Am Fam Physician. 2003;67(5):915
In two studies about medical errors, family physicians reported health, time, and financial consequences in nearly 85 percent of their error reports. Health consequences occurred when the error caused pain, extended or created illness, or placed patients, their families, and others at greater risk of harm. Care consequences included delayed diagnosis and treatment (sometimes of serious health conditions such as cancer), and disruptions to care that sometimes even resulted in patients needing care in a hospital. Other important consequences were financial and time costs to patients, health care providers, and the health system generally. However, sometimes no consequence was apparent.
The studies used a broad definition of “error” that made sure any error could be included, regardless of whether it could cause harm to patients. The definition deliberately related to any error or mistake rather than to “preventable adverse events” or “sentinel events.” Family physicians were encouraged to report devastating and apparently trivial events, because even common mishaps not usually regarded as important medical errors might sometimes have devastating consequences. The accompanying table shows the number (and percentage) of reports that included at least one consequence. Consequences more often were revealed by qualitative analysis of the story told in each report than by family physicians' responses to direct questioning.
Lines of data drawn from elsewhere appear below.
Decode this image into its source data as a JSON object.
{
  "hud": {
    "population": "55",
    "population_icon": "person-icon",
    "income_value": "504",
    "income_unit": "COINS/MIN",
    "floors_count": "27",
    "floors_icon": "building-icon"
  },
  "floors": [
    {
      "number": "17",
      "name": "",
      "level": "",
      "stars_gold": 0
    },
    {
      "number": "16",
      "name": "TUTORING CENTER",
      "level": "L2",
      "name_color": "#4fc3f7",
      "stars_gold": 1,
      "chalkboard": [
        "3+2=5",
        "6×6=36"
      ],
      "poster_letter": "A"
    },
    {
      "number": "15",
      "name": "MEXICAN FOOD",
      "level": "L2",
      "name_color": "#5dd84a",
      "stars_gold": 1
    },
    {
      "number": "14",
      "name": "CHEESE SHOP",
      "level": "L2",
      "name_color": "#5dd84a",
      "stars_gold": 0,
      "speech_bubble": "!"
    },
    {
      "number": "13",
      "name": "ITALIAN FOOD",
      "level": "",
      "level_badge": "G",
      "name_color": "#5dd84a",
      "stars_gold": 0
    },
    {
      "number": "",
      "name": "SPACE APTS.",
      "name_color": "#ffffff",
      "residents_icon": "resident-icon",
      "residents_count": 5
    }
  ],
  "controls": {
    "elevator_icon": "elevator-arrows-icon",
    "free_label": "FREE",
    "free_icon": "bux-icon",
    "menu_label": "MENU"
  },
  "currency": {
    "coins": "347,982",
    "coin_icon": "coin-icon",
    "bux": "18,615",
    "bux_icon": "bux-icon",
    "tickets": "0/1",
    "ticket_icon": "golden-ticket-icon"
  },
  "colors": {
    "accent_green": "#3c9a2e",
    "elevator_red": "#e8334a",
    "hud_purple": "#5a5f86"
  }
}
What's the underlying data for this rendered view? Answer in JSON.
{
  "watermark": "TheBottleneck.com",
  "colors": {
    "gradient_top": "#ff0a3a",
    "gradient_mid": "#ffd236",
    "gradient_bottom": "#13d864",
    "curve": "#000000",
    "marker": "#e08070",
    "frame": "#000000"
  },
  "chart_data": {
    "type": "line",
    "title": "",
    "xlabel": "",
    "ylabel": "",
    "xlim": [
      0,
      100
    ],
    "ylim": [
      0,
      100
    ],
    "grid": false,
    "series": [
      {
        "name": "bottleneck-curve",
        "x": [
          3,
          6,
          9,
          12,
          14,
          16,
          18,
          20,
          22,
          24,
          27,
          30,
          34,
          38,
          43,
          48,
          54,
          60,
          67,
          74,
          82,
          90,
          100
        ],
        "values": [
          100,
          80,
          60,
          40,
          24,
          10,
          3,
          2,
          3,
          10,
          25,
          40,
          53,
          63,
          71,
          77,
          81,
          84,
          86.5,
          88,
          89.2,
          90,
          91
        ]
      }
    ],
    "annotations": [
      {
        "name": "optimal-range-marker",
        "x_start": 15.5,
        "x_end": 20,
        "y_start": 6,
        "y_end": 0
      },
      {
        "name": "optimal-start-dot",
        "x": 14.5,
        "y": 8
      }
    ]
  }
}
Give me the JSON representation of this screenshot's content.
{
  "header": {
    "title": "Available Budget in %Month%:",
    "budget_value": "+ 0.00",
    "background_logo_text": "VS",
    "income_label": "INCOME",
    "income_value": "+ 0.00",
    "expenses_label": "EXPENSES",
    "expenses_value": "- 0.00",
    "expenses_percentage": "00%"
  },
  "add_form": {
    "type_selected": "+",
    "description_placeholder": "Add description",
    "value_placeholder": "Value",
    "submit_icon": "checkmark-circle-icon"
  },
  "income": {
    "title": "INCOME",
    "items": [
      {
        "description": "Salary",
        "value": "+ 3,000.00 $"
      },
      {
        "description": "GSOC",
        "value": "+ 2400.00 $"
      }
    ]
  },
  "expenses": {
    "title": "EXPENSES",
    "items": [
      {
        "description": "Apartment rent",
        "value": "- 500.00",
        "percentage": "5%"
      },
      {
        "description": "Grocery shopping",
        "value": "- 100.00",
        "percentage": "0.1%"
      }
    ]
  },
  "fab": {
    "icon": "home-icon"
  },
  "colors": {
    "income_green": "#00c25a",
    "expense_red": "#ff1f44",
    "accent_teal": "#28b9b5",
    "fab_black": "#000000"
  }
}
Each case may be associated with more than one consequence, but in 120 reports, no consequence was recorded or implied.
|Consequence||U.S. family physicians' reports (n = 416)||Family physicians' reports from five other countries (n = 356)||Total (n = 772)|
|None reported||79 (19%)||41 (11.5%)||120 (15.5%)|
|Health consequences, including||156 (37.5%)||206 (57.9%)||362 (46.9%)|
|Patient/others at increased risk*||88 (21.2%)||85 (23.9%)||173 (22.4%)|
|Patient upset||21 (5%)||33 (9.3%)||54 (7%)|
|Patient suffered physical pain||13 (3.1%)||36 (10.1%)||49 (6.3%)|
|Patient's health status worsened||41 (9.9%)||93 (26.1%)||134 (17.4%)|
|Care consequences, including||146 (35.1%)||155 (43.5%)||301 (39%)|
|Care delayed||83 (20%)||81 (22.8%)||164 (21.2%)|
|Patient admitted to the hospital||10 (2.4%)||12 (3.4%)||22 (2.8%)|
|Financial and time costs, including costs to||90 (21.6%)||64 (18%)||154 (19.9%)|
|Patients||65 (15.6%)||36 (10.1%)||101 (13.1%)|
|Physicians, pharmacists, staff||81 (19.5%)||45 (12.6%)||126 (16.3%)|
|Health system/payers||36 (8.7%)||31 (8.7%)||67 (8.7%)|
These data suggest that in comparison with their international colleagues, U.S. family physicians may choose more often to report medical errors that do not hurt their patients physically but do create extra financial burdens. Every error type previously reported—medication errors, laboratory and diagnostic imaging errors, administration and information management errors, even filing mistakes—did sometimes harm patients, place patients at risk of harm, or add unnecessary costs to their care. Moreover, all errors impacted health care providers, making the work of physicians, pharmacists, nurses, and others involved in health care less efficient, more time-consuming, and more wasteful of money than it could be.
Reducing the incidence of medical errors observed by family physicians will improve patients' safety and health status, and reduce health care costs.